Politics is not a topic of discussion I relish – too explosive for me.
Usually those discussing politics have polar opposite points of view and the debate can become downright fiery.
Now don’t get me wrong, I definitely have political opinions, but I don’t enjoy sparring with someone over them.
Since I was given the right to vote at age 18 (more years ago than I care to tell), I can honestly admit politics were not crucially important to me for many of those years.
In my early adulthood, I found politics absolutely mind-numbing. I still remember desperately trying to keep myself from falling asleep every afternoon in my American Politics class in college. To me that class was soooo excruciatingly boring, sheer torture.
Sometimes I voted, sometimes I didn’t. The very first time I voted, it was a Presidential election. I voted for Nixon. He won. Well, you can see where that got us.
When I was a young mother, busy and exhausted most of the time from riding herd on my brood, I just didn’t have the energy to invest the time to read and keep current on candidate’s platforms, so often the voting polls closed without me darkening the booth.

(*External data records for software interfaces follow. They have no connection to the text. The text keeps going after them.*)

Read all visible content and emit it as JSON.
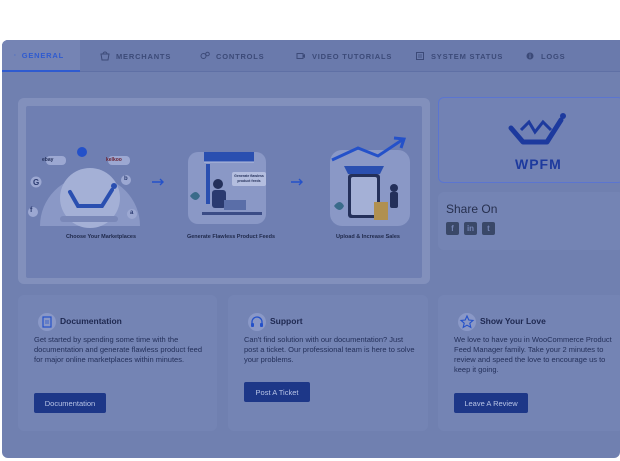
{
  "tabs": [
    {
      "label": "General",
      "icon": "gear-icon",
      "active": true
    },
    {
      "label": "Merchants",
      "icon": "shop-icon"
    },
    {
      "label": "Controls",
      "icon": "controls-icon"
    },
    {
      "label": "Video Tutorials",
      "icon": "video-icon"
    },
    {
      "label": "System Status",
      "icon": "status-icon"
    },
    {
      "label": "Logs",
      "icon": "info-icon"
    }
  ],
  "hero": {
    "steps": [
      {
        "label": "Choose Your Marketplaces"
      },
      {
        "label": "Generate Flawless Product Feeds"
      },
      {
        "label": "Upload & Increase Sales"
      }
    ],
    "badges": [
      "ebay",
      "kelkoo",
      "G",
      "f",
      "b",
      "a"
    ],
    "bubble": "Generate flawless product feeds"
  },
  "logo": {
    "text": "WPFM"
  },
  "share": {
    "title": "Share On",
    "icons": [
      "facebook-icon",
      "linkedin-icon",
      "twitter-icon"
    ]
  },
  "cards": [
    {
      "title": "Documentation",
      "icon": "document-icon",
      "text": "Get started by spending some time with the documentation and generate flawless product feed for major online marketplaces within minutes.",
      "button": "Documentation"
    },
    {
      "title": "Support",
      "icon": "headset-icon",
      "text": "Can't find solution with our documentation? Just post a ticket. Our professional team is here to solve your problems.",
      "button": "Post A Ticket"
    },
    {
      "title": "Show Your Love",
      "icon": "star-icon",
      "text": "We love to have you in WooCommerce Product Feed Manager family. Take your 2 minutes to review and speed the love to encourage us to keep it going.",
      "button": "Leave A Review"
    }
  ]
}
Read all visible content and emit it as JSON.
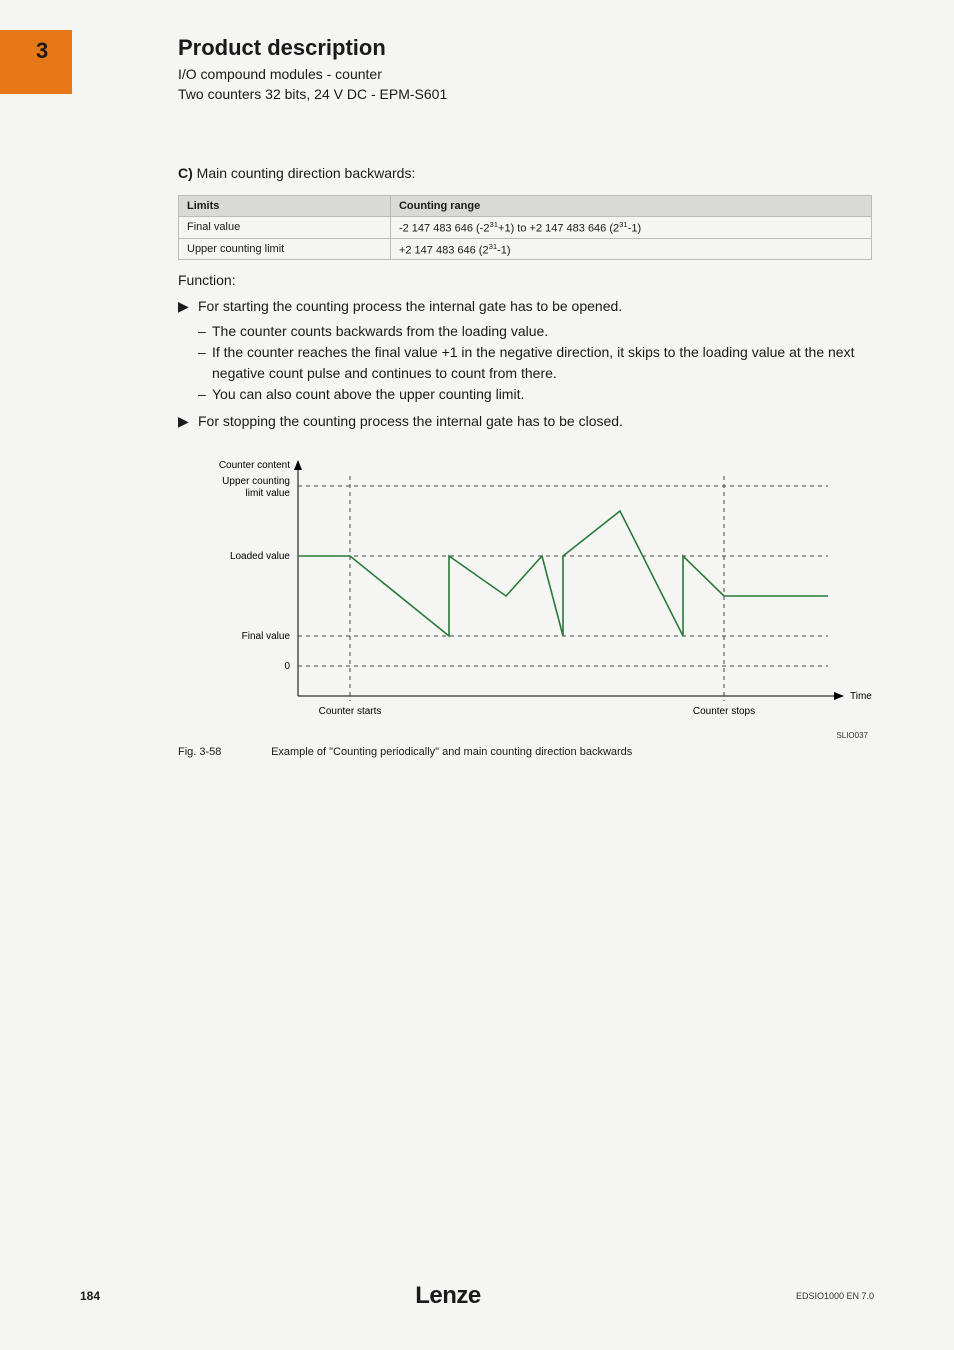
{
  "header": {
    "chapter_number": "3",
    "title": "Product description",
    "subtitle1": "I/O compound modules - counter",
    "subtitle2": "Two counters 32 bits, 24 V DC - EPM-S601"
  },
  "section_c": {
    "prefix": "C)",
    "text": " Main counting direction backwards:"
  },
  "table": {
    "headers": [
      "Limits",
      "Counting range"
    ],
    "rows": [
      {
        "limit": "Final value",
        "range_plain": "-2 147 483 646 (-2^31+1) to +2 147 483 646 (2^31-1)"
      },
      {
        "limit": "Upper counting limit",
        "range_plain": "+2 147 483 646 (2^31-1)"
      }
    ]
  },
  "function_label": "Function:",
  "bullets": {
    "b1": "For starting the counting process the internal gate has to be opened.",
    "b1_sub1": "The counter counts backwards from the loading value.",
    "b1_sub2": "If the counter reaches the final value +1 in the negative direction, it skips to the loading value at the next negative count pulse and continues to count from there.",
    "b1_sub3": "You can also count above the upper counting limit.",
    "b2": "For stopping the counting process the internal gate has to be closed."
  },
  "chart_data": {
    "type": "line",
    "title": "",
    "y_axis_label": "Counter content",
    "x_axis_label": "Time",
    "y_ticks": [
      "Upper counting limit value",
      "Loaded value",
      "Final value",
      "0"
    ],
    "x_events": [
      "Counter starts",
      "Counter stops"
    ],
    "series": [
      {
        "name": "counter_value",
        "color": "#2a7a3a",
        "description": "Piecewise waveform: before start holds at Loaded value; after start decreases toward Final value, wraps back up to Loaded value on reaching Final value (multiple cycles), with one excursion rising above Loaded value toward Upper counting limit then back down; after stop holds flat below Loaded value.",
        "points": [
          {
            "x": 0.0,
            "y": "Loaded"
          },
          {
            "x": 0.1,
            "y": "Loaded"
          },
          {
            "x": 0.29,
            "y": "Final"
          },
          {
            "x": 0.29,
            "y": "Loaded"
          },
          {
            "x": 0.4,
            "y": "midLF"
          },
          {
            "x": 0.47,
            "y": "Loaded"
          },
          {
            "x": 0.51,
            "y": "Final"
          },
          {
            "x": 0.51,
            "y": "Loaded"
          },
          {
            "x": 0.62,
            "y": "betweenLU"
          },
          {
            "x": 0.74,
            "y": "Final"
          },
          {
            "x": 0.74,
            "y": "Loaded"
          },
          {
            "x": 0.82,
            "y": "midLF"
          },
          {
            "x": 1.0,
            "y": "midLF"
          }
        ]
      }
    ],
    "reference_lines": [
      {
        "y": "Upper counting limit value",
        "style": "dashed"
      },
      {
        "y": "Loaded value",
        "style": "dashed"
      },
      {
        "y": "Final value",
        "style": "dashed"
      },
      {
        "y": "0",
        "style": "dashed"
      }
    ],
    "vertical_markers": [
      {
        "x": "Counter starts",
        "style": "dashed"
      },
      {
        "x": "Counter stops",
        "style": "dashed"
      }
    ],
    "code": "SLIO037"
  },
  "figure_caption": {
    "num": "Fig. 3-58",
    "text": "Example of \"Counting periodically\" and main counting direction backwards"
  },
  "footer": {
    "page": "184",
    "brand": "Lenze",
    "doc": "EDSIO1000 EN 7.0"
  }
}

But I’ve been a pretty steady voter the last 15 years or so. There are candidates I endorse heartily and there are candidates that I just cringe to even consider they may be voted into office.
However, you won’t find me in a heated political discussion. It’s my husband who gets a real charge out of that topic. He is a bona fide patriotic veteran, having served his country in the military (thank you, dear!), and he has distinct ideas about how this country should be governed by those we elect to serve us.

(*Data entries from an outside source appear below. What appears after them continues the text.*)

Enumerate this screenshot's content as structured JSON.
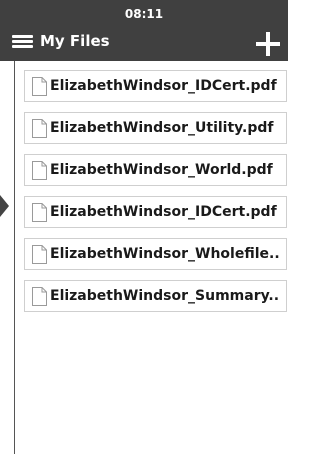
{
  "status_bar": {
    "time": "08:11"
  },
  "header": {
    "title": "My Files",
    "menu_icon": "hamburger-menu-icon",
    "add_icon": "plus-icon"
  },
  "files": [
    {
      "name": "ElizabethWindsor_IDCert.pdf"
    },
    {
      "name": "ElizabethWindsor_Utility.pdf"
    },
    {
      "name": "ElizabethWindsor_World.pdf"
    },
    {
      "name": "ElizabethWindsor_IDCert.pdf"
    },
    {
      "name": "ElizabethWindsor_Wholefile.."
    },
    {
      "name": "ElizabethWindsor_Summary.."
    }
  ],
  "colors": {
    "header_bg": "#404040",
    "header_text": "#ffffff",
    "item_border": "#cfcfcf",
    "item_text": "#1a1a1a"
  }
}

He becomes extraordinarily passionate by this subject of conversation. Talk about rockets red glare and bombs bursting in air! He could light up a firework display all by himself when he gets his political ire fired up.
For the most part, politicians don’t seem to possess very stellar reputations. The late President Ronald Reagan once said, “Politics is supposed to be the second-oldest profession. I have come to realize that it bears a very close resemblance to the first.” Wow, that’s calling ’em like you see ’em.
I’ve actually met a couple of politicians personally and I liked them well enough. My husband once was granted the opportunity to meet President Reagan in person. It was a very brief meeting, which involved shaking hands, exchanging a few words, and posing for a photo-op, but how many of us ever get to actually shake hands with a former President of the United States? My hubby considered it a great privilege and the framed photograph of Reagan and him still graces a place of honor on my husband’s office wall.
Today I met another politician. I am employed part-time with a non-profit organization and today an elected official from our state government came to tour our offices. We spruced the place up a bit yesterday in anticipation of his arrival but found that he wasn’t that interested in how our office looked. He was more interested in how he could help us.
Our non-profit has existed for over 25 years now, and yet we still are not well-known. We’re on the verge of launching a new initiative and we need support to accomplish it. This elected public servant devoted an hour of his time to us, furnishing names of influential people he thought would be willing to support us, and granting permission to use him as a reference to do so.
I have to admit I was a little skeptical about why he was visiting us in the first place. “Was he just glad-handing and drumming up support for the next re-election?” I thought. But you know what? I don’t think he was. He didn’t pontificate about himself or his “great plan” for this or that in his government capacity.
It didn’t seem like he was on a mission for re-election. He certainly didn’t have to win over my vote; I’ve voted for him in the past and I will vote for him again.
What really impressed me was his “just a regular Joe” demeanor. He’s just one of us. He didn’t display superior attitude because he’s an elected official. What you see is what you get with him. If you met him at Wal-Mart, he’d still be who he always has been, a small town boy doing a big time job.
I know that he holds town hall type meetings with his constituents to truly listen to them. He genuinely seems to want to serve us, to listen to what we think, to be involved in a “government of the people, by the people, for the people…” as Abraham Lincoln said in the Gettysburg Address. (I did pay attention in history classes!)
This regular Joe is a real person, and you know what I’m thinking? A great guy like that – maybe he should someday run for the big house!